Today I think of OAS as ground zero of saving animals’ lives. I’m constantly amazed by how much OAS accomplishes. Unlike nonprofit, limited access shelters, OAS is a city agency that has the additional mandate of responsibilities such as picking up sick, dead, or stray animals in Oakland; licensing animals; investigating dog bites and potentially-dangerous-dog cases; and gathering evidence in abuse cases and seizing animals that are being cared for inadequately. OAS does all of this while managing hundreds of animals under one roof and working within a tight budget in a city struggling with a deficit. (It reminds me of that quote about Ginger Rogers doing everything that Fred Astaire did, but backwards and in high heels.)
While I started volunteering because of the animals, I kept coming back because of the people. I had wanted to give back to the community, but I’m the one who has benefited from the amazing group of dedicated people at OAS. It includes incredibly generous volunteers and staff who give so much of their time to both the animals and to each other. They give me the courage and support to keep going when times are tough.
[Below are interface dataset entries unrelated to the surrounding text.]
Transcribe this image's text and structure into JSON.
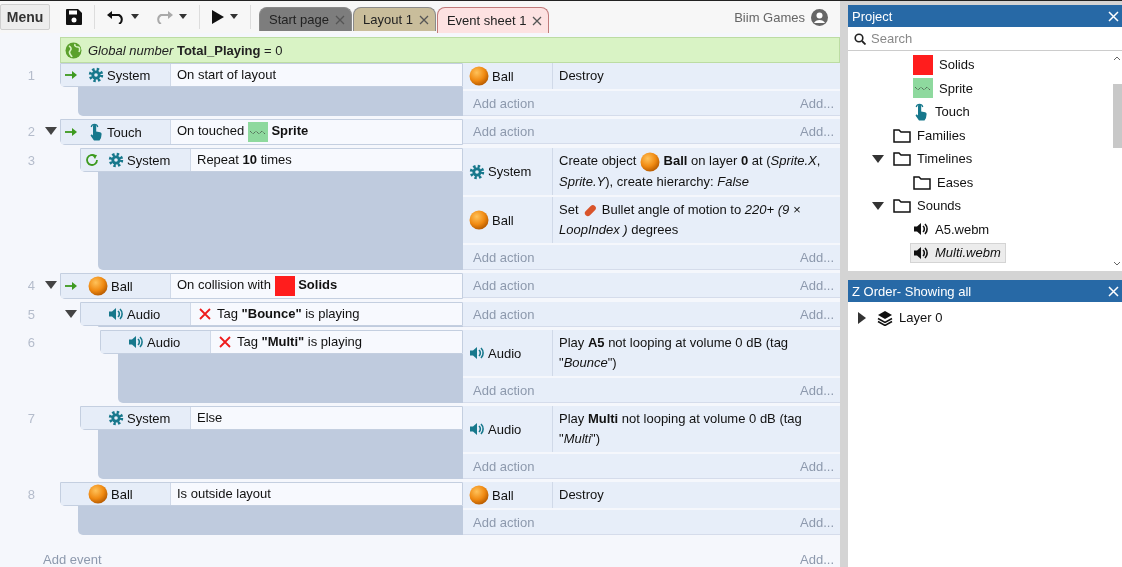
{
  "toolbar": {
    "menu": "Menu",
    "buttons": [
      {
        "kind": "save",
        "dropdown": false,
        "disabled": false
      },
      {
        "kind": "undo",
        "dropdown": true,
        "disabled": false
      },
      {
        "kind": "redo",
        "dropdown": true,
        "disabled": true
      },
      {
        "kind": "play",
        "dropdown": true,
        "disabled": false
      }
    ]
  },
  "tabs": [
    {
      "label": "Start page",
      "color": "#7d7d7d",
      "selected": false
    },
    {
      "label": "Layout 1",
      "color": "#c9bd9b",
      "selected": false
    },
    {
      "label": "Event sheet 1",
      "color": "#fde2e2",
      "selected": true
    }
  ],
  "user": "Biim Games",
  "global_variable": {
    "text": "*Global number* **Total_Playing** = 0"
  },
  "events": [
    {
      "number": "1",
      "conditions": [
        {
          "object": "System",
          "kind": "gear",
          "trigger": true,
          "loop": false,
          "inverted": false,
          "parts": [
            {
              "kind": "text",
              "text": "On start of layout"
            }
          ]
        }
      ],
      "actions": [
        {
          "object": "Ball",
          "kind": "ball",
          "parts": [
            {
              "kind": "text",
              "text": "Destroy"
            }
          ]
        }
      ],
      "add_action": "Add action",
      "add_more": "Add..."
    },
    {
      "number": "2",
      "expanded": true,
      "conditions": [
        {
          "object": "Touch",
          "kind": "touch",
          "trigger": true,
          "loop": false,
          "inverted": false,
          "parts": [
            {
              "kind": "text",
              "text": "On touched "
            },
            {
              "kind": "sprite"
            },
            {
              "kind": "text",
              "text": " **Sprite**"
            }
          ]
        }
      ],
      "add_action": "Add action",
      "add_more": "Add...",
      "children": [
        {
          "number": "3",
          "conditions": [
            {
              "object": "System",
              "kind": "gear",
              "trigger": false,
              "loop": true,
              "inverted": false,
              "parts": [
                {
                  "kind": "text",
                  "text": "Repeat **10** times"
                }
              ]
            }
          ],
          "actions": [
            {
              "object": "System",
              "kind": "gear",
              "parts": [
                {
                  "kind": "text",
                  "text": "Create object "
                },
                {
                  "kind": "ball"
                },
                {
                  "kind": "text",
                  "text": " **Ball** on layer **0** at (*Sprite.X*, *Sprite.Y*), create hierarchy: *False*"
                }
              ]
            },
            {
              "object": "Ball",
              "kind": "ball",
              "parts": [
                {
                  "kind": "text",
                  "text": "Set "
                },
                {
                  "kind": "bullet"
                },
                {
                  "kind": "text",
                  "text": " Bullet angle of motion to *220+ (9 × LoopIndex )* degrees"
                }
              ]
            }
          ],
          "add_action": "Add action",
          "add_more": "Add..."
        }
      ]
    },
    {
      "number": "4",
      "expanded": true,
      "conditions": [
        {
          "object": "Ball",
          "kind": "ball",
          "trigger": true,
          "loop": false,
          "inverted": false,
          "parts": [
            {
              "kind": "text",
              "text": "On collision with "
            },
            {
              "kind": "solids"
            },
            {
              "kind": "text",
              "text": " **Solids**"
            }
          ]
        }
      ],
      "add_action": "Add action",
      "add_more": "Add...",
      "children": [
        {
          "number": "5",
          "expanded": true,
          "conditions": [
            {
              "object": "Audio",
              "kind": "audio",
              "trigger": false,
              "loop": false,
              "inverted": true,
              "parts": [
                {
                  "kind": "text",
                  "text": "Tag **\"Bounce\"** is playing"
                }
              ]
            }
          ],
          "add_action": "Add action",
          "add_more": "Add...",
          "children": [
            {
              "number": "6",
              "conditions": [
                {
                  "object": "Audio",
                  "kind": "audio",
                  "trigger": false,
                  "loop": false,
                  "inverted": true,
                  "parts": [
                    {
                      "kind": "text",
                      "text": "Tag **\"Multi\"** is playing"
                    }
                  ]
                }
              ],
              "actions": [
                {
                  "object": "Audio",
                  "kind": "audio",
                  "parts": [
                    {
                      "kind": "text",
                      "text": "Play **A5** not looping at volume 0 dB (tag \"*Bounce*\")"
                    }
                  ]
                }
              ],
              "add_action": "Add action",
              "add_more": "Add..."
            }
          ]
        },
        {
          "number": "7",
          "conditions": [
            {
              "object": "System",
              "kind": "gear",
              "trigger": false,
              "loop": false,
              "inverted": false,
              "parts": [
                {
                  "kind": "text",
                  "text": "Else"
                }
              ]
            }
          ],
          "actions": [
            {
              "object": "Audio",
              "kind": "audio",
              "parts": [
                {
                  "kind": "text",
                  "text": "Play **Multi** not looping at volume 0 dB (tag \"*Multi*\")"
                }
              ]
            }
          ],
          "add_action": "Add action",
          "add_more": "Add..."
        }
      ]
    },
    {
      "number": "8",
      "conditions": [
        {
          "object": "Ball",
          "kind": "ball",
          "trigger": false,
          "loop": false,
          "inverted": false,
          "parts": [
            {
              "kind": "text",
              "text": "Is outside layout"
            }
          ]
        }
      ],
      "actions": [
        {
          "object": "Ball",
          "kind": "ball",
          "parts": [
            {
              "kind": "text",
              "text": "Destroy"
            }
          ]
        }
      ],
      "add_action": "Add action",
      "add_more": "Add..."
    }
  ],
  "add_event": {
    "label": "Add event",
    "more": "Add..."
  },
  "project_panel": {
    "title": "Project",
    "search": {
      "placeholder": "Search"
    },
    "tree": [
      {
        "children": [
          {
            "label": "Solids",
            "kind": "solids",
            "selected": false
          },
          {
            "label": "Sprite",
            "kind": "sprite",
            "selected": false
          },
          {
            "label": "Touch",
            "kind": "touch",
            "selected": false
          }
        ]
      },
      {
        "label": "Families",
        "kind": "folder",
        "selected": false
      },
      {
        "label": "Timelines",
        "kind": "folder",
        "expanded": true,
        "selected": false,
        "children": [
          {
            "label": "Eases",
            "kind": "folder",
            "selected": false
          }
        ]
      },
      {
        "label": "Sounds",
        "kind": "folder",
        "expanded": true,
        "selected": false,
        "children": [
          {
            "label": "A5.webm",
            "kind": "speaker",
            "selected": false
          },
          {
            "label": "Multi.webm",
            "kind": "speaker",
            "selected": true
          }
        ]
      }
    ]
  },
  "z_order_panel": {
    "title": "Z Order- Showing all",
    "tree": [
      {
        "label": "Layer 0",
        "kind": "layers",
        "expanded": false,
        "selected": false
      }
    ]
  }
}
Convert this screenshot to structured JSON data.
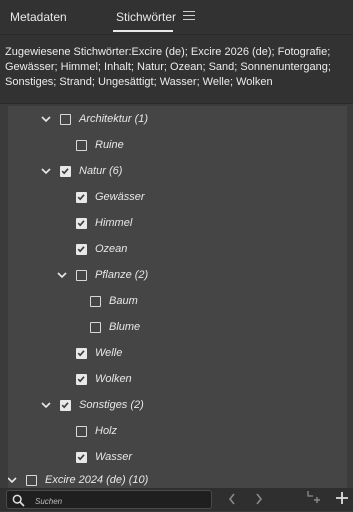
{
  "tabs": {
    "metadata": "Metadaten",
    "keywords": "Stichwörter"
  },
  "assigned_keywords": "Zugewiesene Stichwörter:Excire (de); Excire 2026 (de); Fotografie; Gewässer; Himmel; Inhalt; Natur; Ozean; Sand; Sonnenuntergang; Sonstiges; Strand; Ungesättigt; Wasser; Welle; Wolken",
  "tree": {
    "rows": [
      {
        "label": "Architektur (1)",
        "expander": "chevron-down-icon",
        "checked": false
      },
      {
        "label": "Ruine",
        "checked": false
      },
      {
        "label": "Natur (6)",
        "expander": "chevron-down-icon",
        "checked": true
      },
      {
        "label": "Gewässer",
        "checked": true
      },
      {
        "label": "Himmel",
        "checked": true
      },
      {
        "label": "Ozean",
        "checked": true
      },
      {
        "label": "Pflanze (2)",
        "expander": "chevron-down-icon",
        "checked": false
      },
      {
        "label": "Baum",
        "checked": false
      },
      {
        "label": "Blume",
        "checked": false
      },
      {
        "label": "Welle",
        "checked": true
      },
      {
        "label": "Wolken",
        "checked": true
      },
      {
        "label": "Sonstiges (2)",
        "expander": "chevron-down-icon",
        "checked": true
      },
      {
        "label": "Holz",
        "checked": false
      },
      {
        "label": "Wasser",
        "checked": true
      }
    ],
    "partial_row": {
      "label": "Excire 2024 (de) (10)",
      "expander": "chevron-down-icon",
      "checked": false
    }
  },
  "footer": {
    "search_placeholder": "Suchen",
    "icons": [
      "search-icon",
      "previous-icon",
      "next-icon",
      "add-sub-keyword-icon",
      "add-keyword-icon"
    ]
  },
  "colors": {
    "panel": "#3b3b3b",
    "header": "#323232",
    "tree_bg": "#454545",
    "footer": "#2f2f2f",
    "text": "#e8e8e8"
  }
}
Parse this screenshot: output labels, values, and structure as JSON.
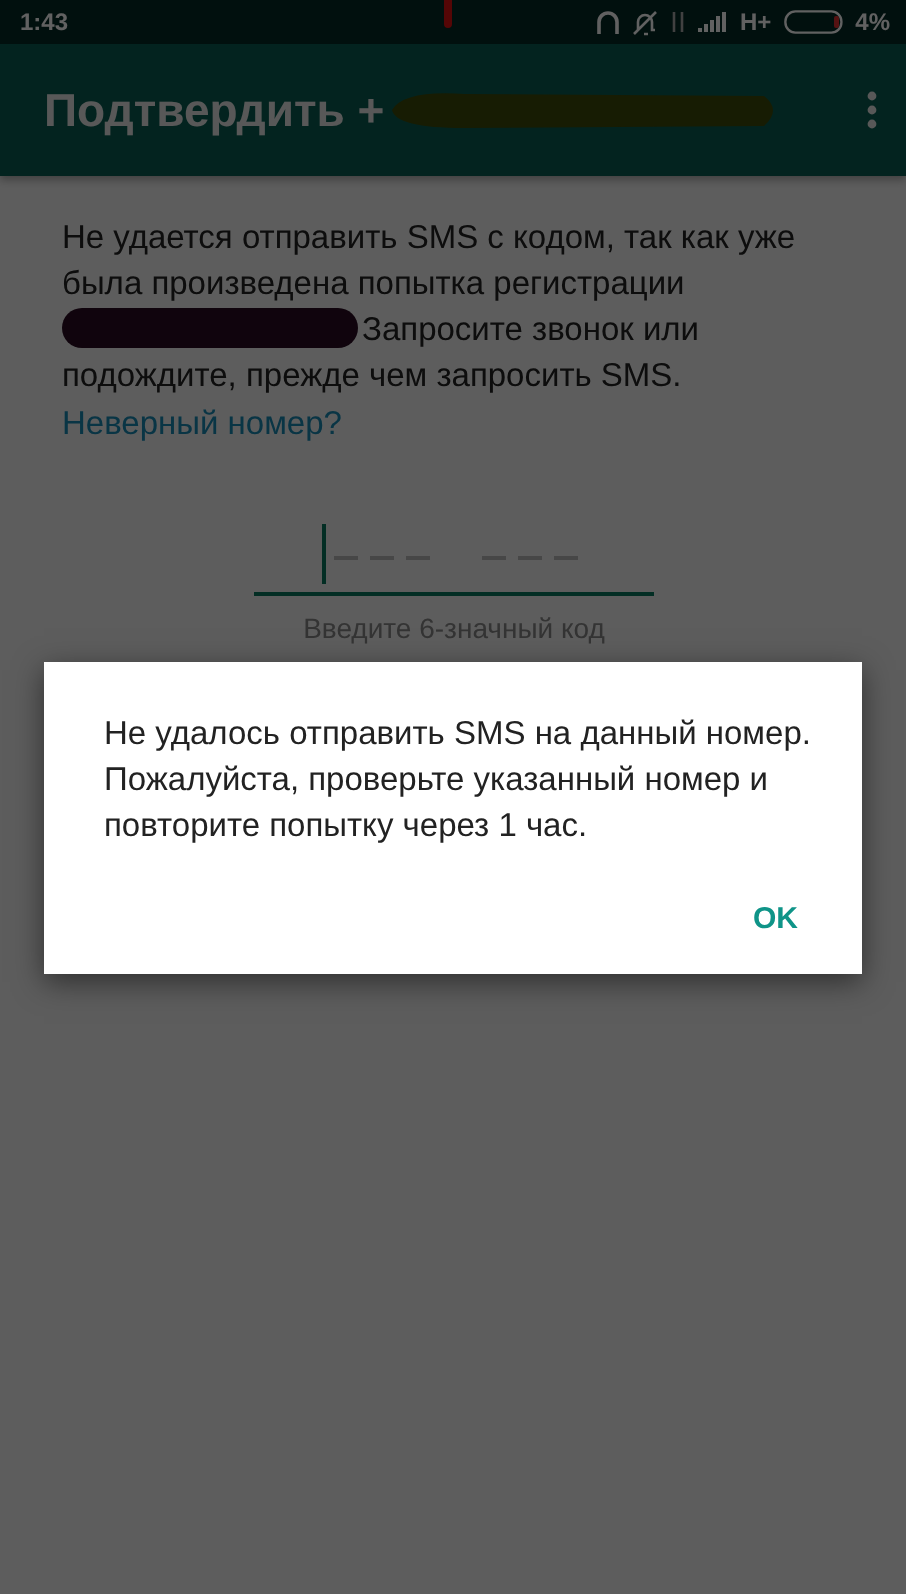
{
  "status_bar": {
    "time": "1:43",
    "network": "H+",
    "battery": "4%"
  },
  "app_bar": {
    "title": "Подтвердить +"
  },
  "message": {
    "before": "Не удается отправить SMS с кодом, так как уже была произведена попытка регистрации",
    "after": "Запросите звонок или подождите, прежде чем запросить SMS."
  },
  "link": "Неверный номер?",
  "code_field": {
    "hint": "Введите 6-значный код"
  },
  "dialog": {
    "text": "Не удалось отправить SMS на данный номер. Пожалуйста, проверьте указанный номер и повторите попытку через 1 час.",
    "buttons": [
      "OK"
    ]
  }
}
It’s not always easy volunteering at an open-access shelter where euthanasia is a sad reality. We mourn for the lives that we can’t save: dogs who come in covered with scars from dog fighting, so undersocialized that they cannot relate to other dogs or to people; roosters seized from fighting busts who have nowhere to go. One thing I’ve always felt good about is knowing that there is no timeline for how long an animal will stay with us. Some of the cuter or more unusual breeds get adopted out in a week; others stay with us for over a year and become volunteer favorites.
For me, I’ve found that the best way to cope with the sadness of these shelter realities is to fight on in their memory, to work even harder to help the new animals that are coming in our doors every day. If you have an animal companion, then you know how much animals help keep you rooted in the present moment; it’s a gift. The shelter is a stressful place to live: animals do not get the space and attention that they need to fully express themselves. That’s why letting a dog out of his kennel to run free and be a dog makes a world of difference in his life. That’s the difference that we make. That’s why we are here.
Every time I walk into OAS I see this plaque at the entrance, inscribed with a quote by Gandhi: “The greatness of a nation and its moral progress can be judged by the way its animals are treated.” It reminds me why I keep doing this. Homeless animals are part of our community, and caring for them is a community responsibility, from the most passive end of the spectrum—paying taxes that fund OAS—to the most active—volunteering.
When I started volunteering, I had no idea what I was getting into. Yes, my work has made a difference in the lives of animals, and it’s given back to the community—just as I had hoped—but the biggest difference, the unexpected difference, is that it’s also changed my life. It’s made me a better person: a better dog handler; an advocate for animals; a member of an active, compassionate community. I am proud to be part of OAS.
— Yvonne, dog volunteer